Return all lines of the data in which the string "true" occurs.

Segment Start: MATERIAL PROVIDED

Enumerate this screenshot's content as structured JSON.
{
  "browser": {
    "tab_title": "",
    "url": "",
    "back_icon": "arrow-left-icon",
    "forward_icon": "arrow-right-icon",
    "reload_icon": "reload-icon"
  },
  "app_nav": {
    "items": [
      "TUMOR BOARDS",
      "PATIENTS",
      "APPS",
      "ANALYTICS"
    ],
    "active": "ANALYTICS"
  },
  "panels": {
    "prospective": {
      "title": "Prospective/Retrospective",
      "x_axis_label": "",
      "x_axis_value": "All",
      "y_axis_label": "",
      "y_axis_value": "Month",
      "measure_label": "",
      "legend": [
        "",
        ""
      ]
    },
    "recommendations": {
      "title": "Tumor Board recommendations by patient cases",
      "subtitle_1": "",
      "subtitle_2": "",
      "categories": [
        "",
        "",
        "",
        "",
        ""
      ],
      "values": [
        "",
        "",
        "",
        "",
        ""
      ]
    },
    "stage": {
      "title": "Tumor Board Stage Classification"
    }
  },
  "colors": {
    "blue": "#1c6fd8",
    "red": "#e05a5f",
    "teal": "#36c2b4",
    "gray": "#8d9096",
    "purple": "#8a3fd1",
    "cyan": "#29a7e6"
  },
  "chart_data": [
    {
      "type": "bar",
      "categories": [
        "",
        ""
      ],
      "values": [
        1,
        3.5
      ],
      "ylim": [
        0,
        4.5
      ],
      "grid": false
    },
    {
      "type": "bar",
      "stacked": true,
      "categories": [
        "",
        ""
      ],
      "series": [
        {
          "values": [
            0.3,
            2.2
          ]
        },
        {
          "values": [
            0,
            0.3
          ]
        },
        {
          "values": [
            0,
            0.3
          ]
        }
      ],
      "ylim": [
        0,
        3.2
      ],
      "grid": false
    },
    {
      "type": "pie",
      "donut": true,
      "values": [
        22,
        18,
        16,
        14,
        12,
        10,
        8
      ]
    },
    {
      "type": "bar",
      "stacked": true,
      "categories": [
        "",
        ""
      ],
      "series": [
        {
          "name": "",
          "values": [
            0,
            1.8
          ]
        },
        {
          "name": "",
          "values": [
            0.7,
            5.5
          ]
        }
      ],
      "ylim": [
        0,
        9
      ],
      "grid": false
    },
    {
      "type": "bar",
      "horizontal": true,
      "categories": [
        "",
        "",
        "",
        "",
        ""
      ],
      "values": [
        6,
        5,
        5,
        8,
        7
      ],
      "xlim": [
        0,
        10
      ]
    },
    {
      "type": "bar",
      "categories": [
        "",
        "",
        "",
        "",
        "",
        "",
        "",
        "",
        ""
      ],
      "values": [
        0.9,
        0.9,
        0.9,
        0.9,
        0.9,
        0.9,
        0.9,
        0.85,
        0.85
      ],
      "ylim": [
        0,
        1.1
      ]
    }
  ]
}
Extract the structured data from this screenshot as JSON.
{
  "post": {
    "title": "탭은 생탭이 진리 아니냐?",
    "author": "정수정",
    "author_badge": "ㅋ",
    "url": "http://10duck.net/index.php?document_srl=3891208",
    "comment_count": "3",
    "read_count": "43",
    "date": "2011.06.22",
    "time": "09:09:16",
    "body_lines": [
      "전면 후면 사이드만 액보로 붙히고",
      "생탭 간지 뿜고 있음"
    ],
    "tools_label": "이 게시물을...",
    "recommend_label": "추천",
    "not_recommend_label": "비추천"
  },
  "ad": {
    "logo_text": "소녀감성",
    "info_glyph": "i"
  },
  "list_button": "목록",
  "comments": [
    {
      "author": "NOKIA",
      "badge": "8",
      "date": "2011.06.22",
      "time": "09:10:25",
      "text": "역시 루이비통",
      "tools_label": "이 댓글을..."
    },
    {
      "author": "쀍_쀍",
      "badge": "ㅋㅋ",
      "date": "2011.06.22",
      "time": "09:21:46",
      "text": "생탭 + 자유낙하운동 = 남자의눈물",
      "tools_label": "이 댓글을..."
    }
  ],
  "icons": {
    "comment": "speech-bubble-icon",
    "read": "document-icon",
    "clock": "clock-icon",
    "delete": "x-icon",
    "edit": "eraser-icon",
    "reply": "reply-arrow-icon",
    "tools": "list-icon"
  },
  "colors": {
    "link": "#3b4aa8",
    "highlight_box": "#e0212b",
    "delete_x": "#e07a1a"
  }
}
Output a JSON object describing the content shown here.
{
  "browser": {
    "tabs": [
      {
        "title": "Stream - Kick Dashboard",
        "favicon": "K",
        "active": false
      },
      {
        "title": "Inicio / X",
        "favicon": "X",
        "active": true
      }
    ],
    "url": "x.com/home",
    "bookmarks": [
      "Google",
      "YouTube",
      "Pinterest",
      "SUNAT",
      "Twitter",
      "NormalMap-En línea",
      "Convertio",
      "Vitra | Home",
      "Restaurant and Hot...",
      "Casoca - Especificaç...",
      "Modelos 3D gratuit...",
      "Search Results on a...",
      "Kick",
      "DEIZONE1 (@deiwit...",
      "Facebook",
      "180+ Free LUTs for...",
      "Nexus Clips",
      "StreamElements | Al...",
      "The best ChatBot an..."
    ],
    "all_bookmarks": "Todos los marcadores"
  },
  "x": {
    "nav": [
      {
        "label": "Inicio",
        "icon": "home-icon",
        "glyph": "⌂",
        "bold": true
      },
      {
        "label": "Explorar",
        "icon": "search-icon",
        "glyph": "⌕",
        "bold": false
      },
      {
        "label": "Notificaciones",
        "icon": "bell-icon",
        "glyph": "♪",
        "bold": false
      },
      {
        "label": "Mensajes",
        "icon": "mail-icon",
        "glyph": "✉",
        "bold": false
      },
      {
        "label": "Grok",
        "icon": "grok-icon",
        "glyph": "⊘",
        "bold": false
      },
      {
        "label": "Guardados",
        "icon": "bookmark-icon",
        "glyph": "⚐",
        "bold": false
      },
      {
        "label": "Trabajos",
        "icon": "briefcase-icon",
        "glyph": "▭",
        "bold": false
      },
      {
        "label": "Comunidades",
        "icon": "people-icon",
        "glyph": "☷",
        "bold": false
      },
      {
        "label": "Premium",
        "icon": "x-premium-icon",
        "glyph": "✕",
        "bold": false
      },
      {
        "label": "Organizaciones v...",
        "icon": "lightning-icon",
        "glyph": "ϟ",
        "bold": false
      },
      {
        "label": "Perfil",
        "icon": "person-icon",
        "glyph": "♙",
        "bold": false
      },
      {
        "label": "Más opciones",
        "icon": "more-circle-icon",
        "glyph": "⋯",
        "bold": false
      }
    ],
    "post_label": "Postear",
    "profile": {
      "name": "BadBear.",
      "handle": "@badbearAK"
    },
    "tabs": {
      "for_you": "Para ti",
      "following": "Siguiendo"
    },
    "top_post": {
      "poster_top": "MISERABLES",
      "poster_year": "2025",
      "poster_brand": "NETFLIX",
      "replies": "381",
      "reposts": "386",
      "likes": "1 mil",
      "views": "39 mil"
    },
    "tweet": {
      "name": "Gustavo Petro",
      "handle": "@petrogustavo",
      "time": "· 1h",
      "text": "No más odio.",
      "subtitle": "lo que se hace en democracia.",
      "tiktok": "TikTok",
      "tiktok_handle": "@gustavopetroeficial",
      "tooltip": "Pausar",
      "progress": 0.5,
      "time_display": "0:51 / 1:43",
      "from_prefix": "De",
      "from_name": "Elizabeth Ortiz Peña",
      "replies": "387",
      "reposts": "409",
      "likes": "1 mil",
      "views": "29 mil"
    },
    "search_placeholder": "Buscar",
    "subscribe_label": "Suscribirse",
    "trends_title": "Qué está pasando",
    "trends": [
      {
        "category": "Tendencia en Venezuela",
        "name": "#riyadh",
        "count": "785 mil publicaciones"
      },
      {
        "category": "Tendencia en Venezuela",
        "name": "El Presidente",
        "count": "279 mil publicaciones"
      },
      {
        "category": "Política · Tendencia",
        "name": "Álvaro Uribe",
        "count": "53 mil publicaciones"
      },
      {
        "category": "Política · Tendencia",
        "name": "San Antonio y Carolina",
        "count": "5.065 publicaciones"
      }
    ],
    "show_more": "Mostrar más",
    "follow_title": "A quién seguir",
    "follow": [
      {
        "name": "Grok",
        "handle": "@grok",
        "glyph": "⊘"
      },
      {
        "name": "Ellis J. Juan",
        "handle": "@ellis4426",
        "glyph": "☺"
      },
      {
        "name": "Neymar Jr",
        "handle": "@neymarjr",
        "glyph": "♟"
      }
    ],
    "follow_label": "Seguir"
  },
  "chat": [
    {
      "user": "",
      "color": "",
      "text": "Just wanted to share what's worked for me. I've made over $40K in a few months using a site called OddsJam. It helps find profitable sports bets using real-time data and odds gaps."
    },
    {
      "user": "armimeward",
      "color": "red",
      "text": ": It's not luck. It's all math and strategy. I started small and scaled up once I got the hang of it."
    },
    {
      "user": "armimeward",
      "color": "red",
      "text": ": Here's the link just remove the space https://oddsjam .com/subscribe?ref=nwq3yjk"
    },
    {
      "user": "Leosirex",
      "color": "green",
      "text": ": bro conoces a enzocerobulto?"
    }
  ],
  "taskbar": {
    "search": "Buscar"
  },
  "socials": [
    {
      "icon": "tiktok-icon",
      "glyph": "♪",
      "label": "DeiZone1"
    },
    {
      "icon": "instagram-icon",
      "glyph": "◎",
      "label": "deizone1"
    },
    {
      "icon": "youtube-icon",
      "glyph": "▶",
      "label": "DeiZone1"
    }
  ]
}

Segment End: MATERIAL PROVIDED

▶ **PROBLEM SOLUTION**:
      "stacked": true,
      "donut": true,
      "stacked": true,
      "horizontal": true,
        "active": true
        "bold": true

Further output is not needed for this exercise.